How many lines in the entries below include the word "hàng"? Respond with the number only.

________________________________________

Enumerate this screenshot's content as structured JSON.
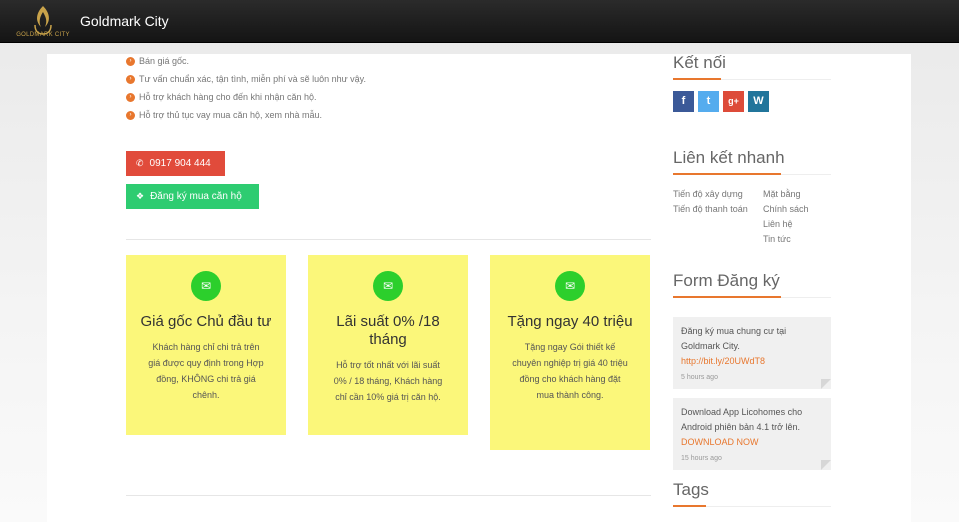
{
  "header": {
    "logo_text": "GOLDMARK CITY",
    "site_title": "Goldmark City"
  },
  "benefits": [
    "Bán giá gốc.",
    "Tư vấn chuẩn xác, tận tình, miễn phí và sẽ luôn như vậy.",
    "Hỗ trợ khách hàng cho đến khi nhận căn hộ.",
    "Hỗ trợ thủ tục vay mua căn hộ, xem nhà mẫu."
  ],
  "buttons": {
    "phone": "0917 904 444",
    "register": "Đăng ký mua căn hộ"
  },
  "cards": [
    {
      "title": "Giá gốc Chủ đầu tư",
      "text": "Khách hàng chỉ chi trả trên giá được quy định trong Hợp đồng, KHÔNG chi trả giá chênh."
    },
    {
      "title": "Lãi suất 0% /18 tháng",
      "text": "Hỗ trợ tốt nhất với lãi suất 0% / 18 tháng, Khách hàng chỉ cần 10% giá trị căn hộ."
    },
    {
      "title": "Tặng ngay 40 triệu",
      "text": "Tặng ngay Gói thiết kế chuyên nghiệp trị giá 40 triệu đồng cho khách hàng đặt mua thành công."
    }
  ],
  "sidebar": {
    "connect_title": "Kết nối",
    "social_icons": [
      "facebook-icon",
      "twitter-icon",
      "google-plus-icon",
      "wordpress-icon"
    ],
    "quick_links_title": "Liên kết nhanh",
    "quick_links_left": [
      "Tiến độ xây dựng",
      "Tiến độ thanh toán"
    ],
    "quick_links_right": [
      "Mặt bằng",
      "Chính sách",
      "Liên hệ",
      "Tin tức"
    ],
    "form_title": "Form Đăng ký",
    "notices": [
      {
        "text": "Đăng ký mua chung cư tại Goldmark City.",
        "link": "http://bit.ly/20UWdT8",
        "time": "5 hours ago"
      },
      {
        "text": "Download App Licohomes cho Android phiên bản 4.1 trở lên.",
        "link": "DOWNLOAD NOW",
        "time": "15 hours ago"
      }
    ],
    "tags_title": "Tags"
  },
  "colors": {
    "accent": "#e8772e",
    "phone_button": "#e14b3b",
    "register_button": "#2ecc71",
    "card_bg": "#fbf77a",
    "card_icon": "#2ccf2c"
  }
}
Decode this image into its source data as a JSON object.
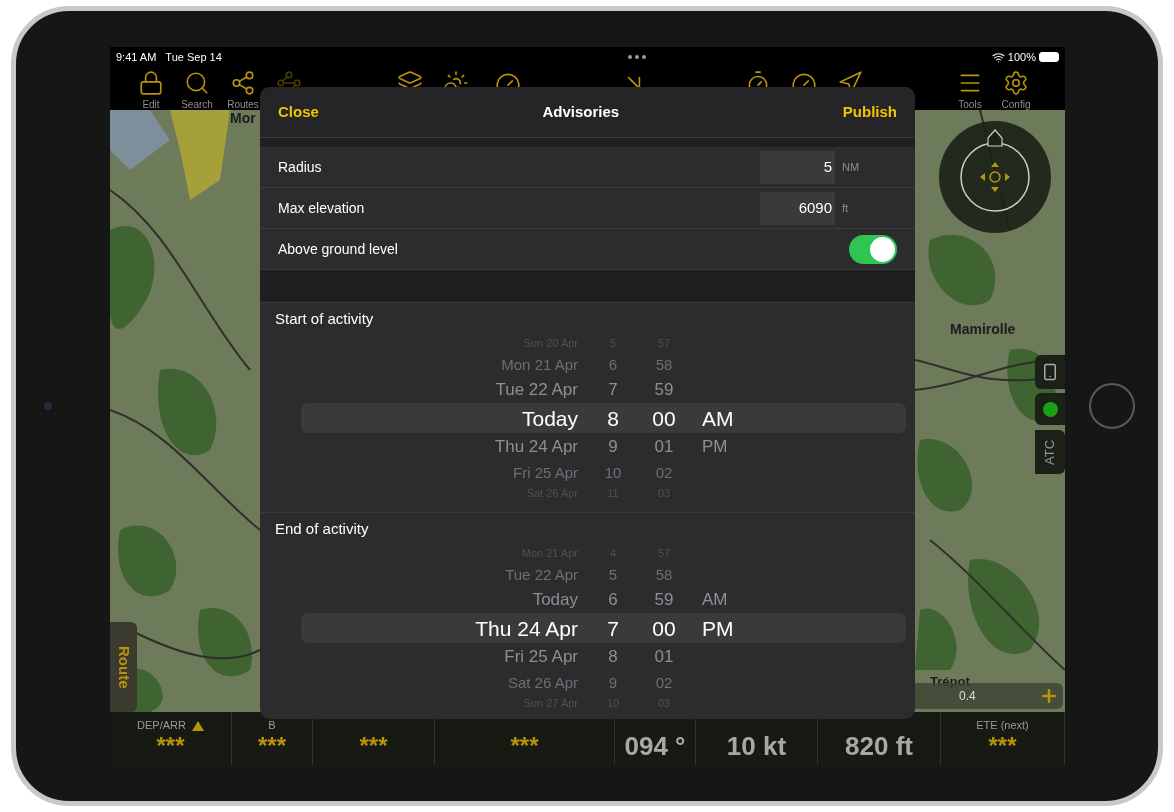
{
  "status_bar": {
    "time": "9:41 AM",
    "date": "Tue Sep 14",
    "battery": "100%"
  },
  "toolbar": {
    "items": [
      {
        "label": "Edit"
      },
      {
        "label": "Search"
      },
      {
        "label": "Routes"
      },
      {
        "label": "Tools"
      },
      {
        "label": "Config"
      }
    ]
  },
  "map": {
    "labels": [
      {
        "text": "Mor"
      },
      {
        "text": "Mamirolle"
      },
      {
        "text": "Trépot"
      }
    ],
    "scale": "0.4",
    "route_tab": "Route",
    "atc_button": "ATC"
  },
  "dialog": {
    "title": "Advisories",
    "close": "Close",
    "publish": "Publish",
    "rows": [
      {
        "kind": "number",
        "label": "Radius",
        "value": "5",
        "unit": "NM"
      },
      {
        "kind": "number",
        "label": "Max elevation",
        "value": "6090",
        "unit": "ft"
      },
      {
        "kind": "toggle",
        "label": "Above ground level",
        "on": true
      }
    ],
    "pickers": [
      {
        "title": "Start of activity",
        "columns": [
          {
            "items": [
              {
                "text": "Sun 20 Apr",
                "selected": false
              },
              {
                "text": "Mon 21 Apr",
                "selected": false
              },
              {
                "text": "Tue 22 Apr",
                "selected": false
              },
              {
                "text": "Today",
                "selected": true
              },
              {
                "text": "Thu 24 Apr",
                "selected": false
              },
              {
                "text": "Fri 25 Apr",
                "selected": false
              },
              {
                "text": "Sat 26 Apr",
                "selected": false
              }
            ]
          },
          {
            "items": [
              {
                "text": "5",
                "selected": false
              },
              {
                "text": "6",
                "selected": false
              },
              {
                "text": "7",
                "selected": false
              },
              {
                "text": "8",
                "selected": true
              },
              {
                "text": "9",
                "selected": false
              },
              {
                "text": "10",
                "selected": false
              },
              {
                "text": "11",
                "selected": false
              }
            ]
          },
          {
            "items": [
              {
                "text": "57",
                "selected": false
              },
              {
                "text": "58",
                "selected": false
              },
              {
                "text": "59",
                "selected": false
              },
              {
                "text": "00",
                "selected": true
              },
              {
                "text": "01",
                "selected": false
              },
              {
                "text": "02",
                "selected": false
              },
              {
                "text": "03",
                "selected": false
              }
            ]
          },
          {
            "items": [
              {
                "text": "AM",
                "selected": true
              },
              {
                "text": "PM",
                "selected": false
              }
            ]
          }
        ]
      },
      {
        "title": "End of activity",
        "columns": [
          {
            "items": [
              {
                "text": "Mon 21 Apr",
                "selected": false
              },
              {
                "text": "Tue 22 Apr",
                "selected": false
              },
              {
                "text": "Today",
                "selected": false
              },
              {
                "text": "Thu 24 Apr",
                "selected": true
              },
              {
                "text": "Fri 25 Apr",
                "selected": false
              },
              {
                "text": "Sat 26 Apr",
                "selected": false
              },
              {
                "text": "Sun 27 Apr",
                "selected": false
              }
            ]
          },
          {
            "items": [
              {
                "text": "4",
                "selected": false
              },
              {
                "text": "5",
                "selected": false
              },
              {
                "text": "6",
                "selected": false
              },
              {
                "text": "7",
                "selected": true
              },
              {
                "text": "8",
                "selected": false
              },
              {
                "text": "9",
                "selected": false
              },
              {
                "text": "10",
                "selected": false
              }
            ]
          },
          {
            "items": [
              {
                "text": "57",
                "selected": false
              },
              {
                "text": "58",
                "selected": false
              },
              {
                "text": "59",
                "selected": false
              },
              {
                "text": "00",
                "selected": true
              },
              {
                "text": "01",
                "selected": false
              },
              {
                "text": "02",
                "selected": false
              },
              {
                "text": "03",
                "selected": false
              }
            ]
          },
          {
            "items": [
              {
                "text": "AM",
                "selected": false
              },
              {
                "text": "PM",
                "selected": true
              }
            ]
          }
        ]
      }
    ]
  },
  "bottom_bar": {
    "cells": [
      {
        "label": "DEP/ARR",
        "value": "***",
        "kind": "empty"
      },
      {
        "label": "B",
        "value": "***",
        "kind": "empty"
      },
      {
        "value": "***",
        "kind": "empty"
      },
      {
        "value": "***",
        "kind": "empty"
      },
      {
        "value": "094 °",
        "kind": "value"
      },
      {
        "value": "10 kt",
        "kind": "value"
      },
      {
        "value": "820 ft",
        "kind": "value"
      },
      {
        "label": "ETE (next)",
        "value": "***",
        "kind": "empty"
      }
    ]
  }
}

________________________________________

### [EXERCISE RESPONSE]
4